RJ Manke is Making History This Summer Before Playing Final College Golf Season at Washington


 RJ Manke wanted to join the rest of his family in becoming a Washington Husky.

He had four great years of golf at Pepperdine and was part of a national title team this spring while also finishing his bachelor's degree, but was ready for something new in his final season of athletic eligibility.

When he entered the transfer portal, there was no doubt which school he would pick.

"My parents both graduated from (Washington), and met there while going to school," Manke, a Lakewood resident, said Sunday at Chambers Bay, where he is preparing for the prestigious Pacific Coast Amateur that starts Tuesday at the University Place course. "And my brother and sister graduated from there a couple of years ago. So I will be the fifth Husky in my family."

Talk about good fortune for UW men's golf coach Alan Murray. He didn't have to do much selling to get a player who is No. 10 all-time on Pepperdine's career scoring list (72.66), has two wins and eight top-10 finishes.

"It's not often a guy with his résumé and ranked as high as he is (No. 70 in the world amateur rankings) becomes available," Murray said. "He really and truly wants to come to Washington.

"It's a dream scenario for us. Adding RJ definitely makes us stronger. He's won individually and he played at Pepperdine, which just won a national championship. He has a level of experience that is extremely rare. He gets college golf and is an excellent student as well."

If there was any doubt as to what kind of player the Huskies were getting, Manke won the Washington Amateur by seven shots earlier this month with a three-round total of 15-under 201 at the Olympic Course at Gold Mountain Golf Club in Bremerton.

Manke, who also won the event in 2018, became the first person in 52 years to win the event twice.

"I had no idea until the interview coming off the 18th," Manke said of the historic  significance. "That was pretty cool. There have been a lot of people coming through Washington golf, and who have played in the state am (amateur), and to do it twice is awesome. To win any tournament once is a feat, and twice is really special."

That win moved him to a personal-best No. 70 in the world rankings. Good performances at the Pacific Coast Amateur and the upcoming Western Intercollegiate could move him into the top 50 of the world rankings, which would make him exempt for the U.S. Amateur in August.

That is Manke's only path to play in that tournament because he did not advance in qualifying.

"I am looking now (at the world rankings), because it's relevant and it can make a difference, but for the most part it doesn't really mean anything to me," he said.

But a top-70 ranking is heady stuff for a player who said, "I wasn't good enough out of high school" to play at Washington.

"I was pretty streaky in high school, up and down, so (coach) Michael Beard took a stretch on me at Pepperdine," Manke said. "If I kept going like I was in high school, I wouldn't have been much of anything at Pepperdine."

The consistency, a product of better ball-striking, came quickly at the picturesque college in Malibu, California, where he was joined a year later by Bellarmine Prep of Tacoma teammate Joe Highsmith.

It is also where PGA Tour player Andrew Putnam from University Place went to college, as well as his older brother Michael, who played on the PGA Tour.

As a sophomore, Manke won the West Coast Conference title, one of his two individual wins that season.
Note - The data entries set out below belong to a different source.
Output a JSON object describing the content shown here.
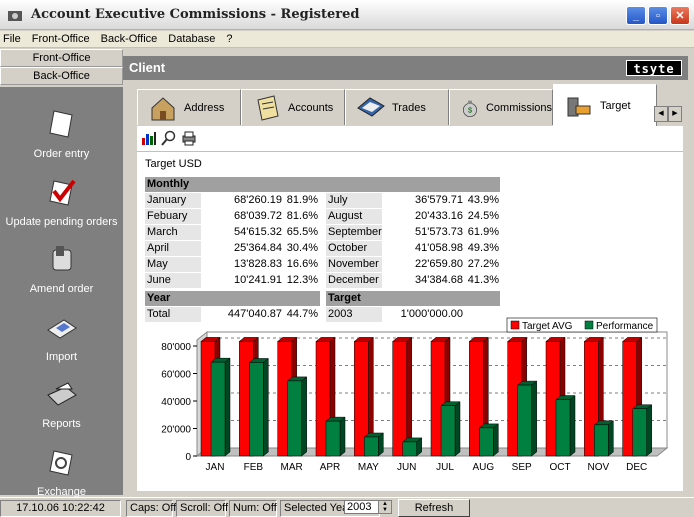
{
  "window": {
    "title": "Account Executive Commissions - Registered"
  },
  "menu": [
    "File",
    "Front-Office",
    "Back-Office",
    "Database",
    "?"
  ],
  "sidebar": {
    "tabs": [
      "Front-Office",
      "Back-Office"
    ],
    "items": [
      {
        "label": "Order entry",
        "icon": "blank-page-icon"
      },
      {
        "label": "Update pending orders",
        "icon": "check-page-icon"
      },
      {
        "label": "Amend order",
        "icon": "phone-icon"
      },
      {
        "label": "Import",
        "icon": "disk-icon"
      },
      {
        "label": "Reports",
        "icon": "printer-icon"
      },
      {
        "label": "Exchange",
        "icon": "exchange-icon"
      }
    ]
  },
  "header": {
    "title": "Client",
    "logo": "tsyte"
  },
  "tabs": [
    {
      "label": "Address",
      "icon": "address-icon",
      "active": false
    },
    {
      "label": "Accounts",
      "icon": "accounts-icon",
      "active": false
    },
    {
      "label": "Trades",
      "icon": "trades-icon",
      "active": false
    },
    {
      "label": "Commissions",
      "icon": "commissions-icon",
      "active": false
    },
    {
      "label": "Target",
      "icon": "target-icon",
      "active": true
    }
  ],
  "toolbar": [
    "chart-icon",
    "search-icon",
    "print-icon"
  ],
  "target": {
    "title": "Target USD",
    "monthly_header": "Monthly",
    "months_left": [
      {
        "month": "January",
        "value": "68'260.19",
        "pct": "81.9%"
      },
      {
        "month": "Febuary",
        "value": "68'039.72",
        "pct": "81.6%"
      },
      {
        "month": "March",
        "value": "54'615.32",
        "pct": "65.5%"
      },
      {
        "month": "April",
        "value": "25'364.84",
        "pct": "30.4%"
      },
      {
        "month": "May",
        "value": "13'828.83",
        "pct": "16.6%"
      },
      {
        "month": "June",
        "value": "10'241.91",
        "pct": "12.3%"
      }
    ],
    "months_right": [
      {
        "month": "July",
        "value": "36'579.71",
        "pct": "43.9%"
      },
      {
        "month": "August",
        "value": "20'433.16",
        "pct": "24.5%"
      },
      {
        "month": "September",
        "value": "51'573.73",
        "pct": "61.9%"
      },
      {
        "month": "October",
        "value": "41'058.98",
        "pct": "49.3%"
      },
      {
        "month": "November",
        "value": "22'659.80",
        "pct": "27.2%"
      },
      {
        "month": "December",
        "value": "34'384.68",
        "pct": "41.3%"
      }
    ],
    "year_header": "Year",
    "target_header": "Target",
    "total_label": "Total",
    "total_value": "447'040.87",
    "total_pct": "44.7%",
    "target_year": "2003",
    "target_value": "1'000'000.00"
  },
  "chart_data": {
    "type": "bar",
    "categories": [
      "JAN",
      "FEB",
      "MAR",
      "APR",
      "MAY",
      "JUN",
      "JUL",
      "AUG",
      "SEP",
      "OCT",
      "NOV",
      "DEC"
    ],
    "series": [
      {
        "name": "Target AVG",
        "color": "#ff0000",
        "values": [
          83333,
          83333,
          83333,
          83333,
          83333,
          83333,
          83333,
          83333,
          83333,
          83333,
          83333,
          83333
        ]
      },
      {
        "name": "Performance",
        "color": "#008040",
        "values": [
          68260,
          68040,
          54615,
          25365,
          13829,
          10242,
          36580,
          20433,
          51574,
          41059,
          22660,
          34385
        ]
      }
    ],
    "yticks": [
      "80'000",
      "60'000",
      "40'000",
      "20'000",
      "0"
    ],
    "ylim": [
      0,
      80000
    ],
    "legend": "top-right",
    "grid": true
  },
  "status": {
    "datetime": "17.10.06 10:22:42",
    "caps": "Caps: Off",
    "scroll": "Scroll: Off",
    "num": "Num: Off",
    "year_label": "Selected Year",
    "year_value": "2003",
    "refresh": "Refresh"
  }
}
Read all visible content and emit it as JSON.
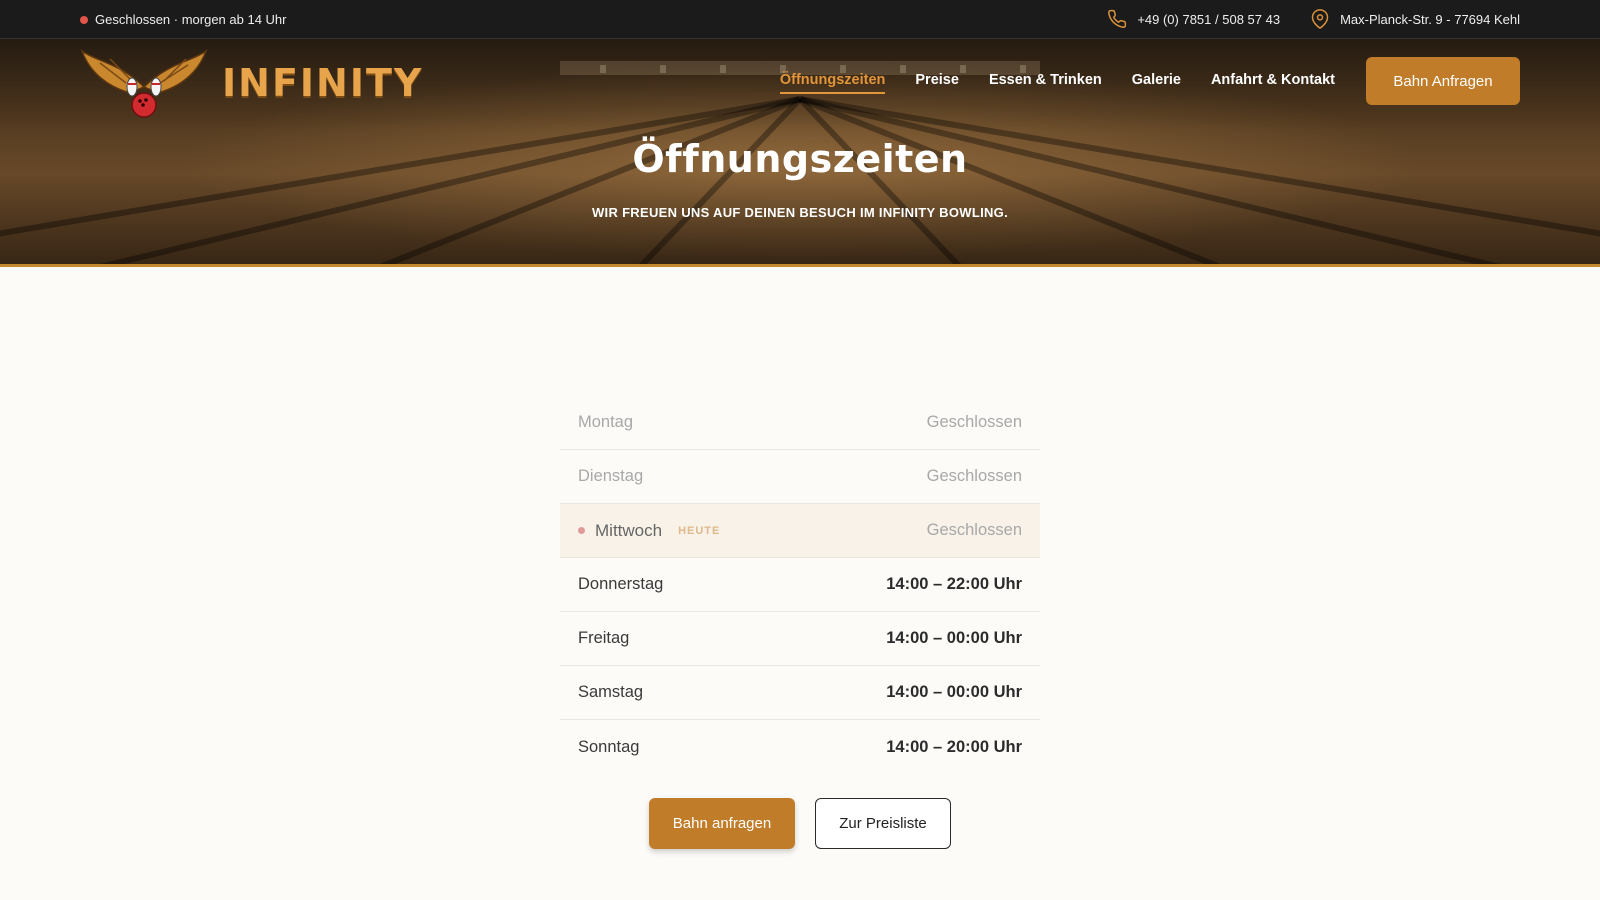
{
  "topbar": {
    "status": "Geschlossen · morgen ab 14 Uhr",
    "phone": "+49 (0) 7851 / 508 57 43",
    "address": "Max-Planck-Str. 9 - 77694 Kehl"
  },
  "brand": {
    "logo_text": "INFINITY"
  },
  "nav": {
    "items": [
      "Öffnungszeiten",
      "Preise",
      "Essen & Trinken",
      "Galerie",
      "Anfahrt & Kontakt"
    ],
    "active": "Öffnungszeiten",
    "cta": "Bahn Anfragen"
  },
  "hero": {
    "title": "Öffnungszeiten",
    "subtitle": "WIR FREUEN UNS AUF DEINEN BESUCH IM INFINITY BOWLING."
  },
  "hours": [
    {
      "day": "Montag",
      "time": "Geschlossen"
    },
    {
      "day": "Dienstag",
      "time": "Geschlossen"
    },
    {
      "day": "Mittwoch",
      "badge": "HEUTE",
      "time": "Geschlossen"
    },
    {
      "day": "Donnerstag",
      "time": "14:00 – 22:00 Uhr"
    },
    {
      "day": "Freitag",
      "time": "14:00 – 00:00 Uhr"
    },
    {
      "day": "Samstag",
      "time": "14:00 – 00:00 Uhr"
    },
    {
      "day": "Sonntag",
      "time": "14:00 – 20:00 Uhr"
    }
  ],
  "actions": {
    "primary": "Bahn anfragen",
    "secondary": "Zur Preisliste"
  },
  "colors": {
    "accent": "#c07c28",
    "nav_active": "#e3953a",
    "status_dot": "#e0544a",
    "topbar_bg": "#1b1b1b"
  },
  "icons": {
    "phone": "phone-icon",
    "location": "location-pin-icon",
    "logo": "bowling-wings-logo-icon"
  }
}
This past season, he was ranked No. 38 in the country in the Golfweek/Sagarin ratings, and was Pepperdine's Scholar Athlete of the Year, graduating with a 3.65 grade-point average in business administration.

Perhaps the only bummer for Manke at Pepperdine was that after starting all season as a senior, he was not in the lineup in the NCAA regional and played just one round in the NCAA Championships.

Did that have to do with Manke entering the transfer portal? Manke took the high road on that question.

"It was a tough spot for everyone to be in because we had nine great players this year, and for anyone to make the lineup was pretty tough," he said. "Clearly, it worked out well. I'm sure there were factors here and there, but I can't say for certain. ... I never gave up on Pepperdine, there was still a lot on the line with the team."

Manke said he grew a lot as a golfer, student and person at Pepperdine, but is looking ahead. He was paired with new Husky teammate Teddy Lin in all three rounds of the Washington Amateur (Lin finished fourth), and those two stayed with Husky teammates Noah Woolsey and Taehoon Song during that event.

"It was great to get to know those guys," said Manke, who is entering a master's program in real estate at UW. "Everyone on the team knows that I have four years of college golf experience, but I am coming in as a new team member. I will kind of see how it goes and go with the flow. Just try to be a good friend to the guys."

Before heading to UW, Manke still has some big summer events, beginning with the Pacific Coast Amateur at Chambers Bay, Manke's favorite course and one he has played about 100 times.

He enters with a lot of confidence as a recent swing change ("My old swing was a lot of arms, and now it's more my core.") is paying off. The dream is to someday play on the PGA Tour. But that pursuit can wait.

"Everyone always says, stay in college as long as you can and ride that wave," Manke said. "I am really looking forward to get to Washington."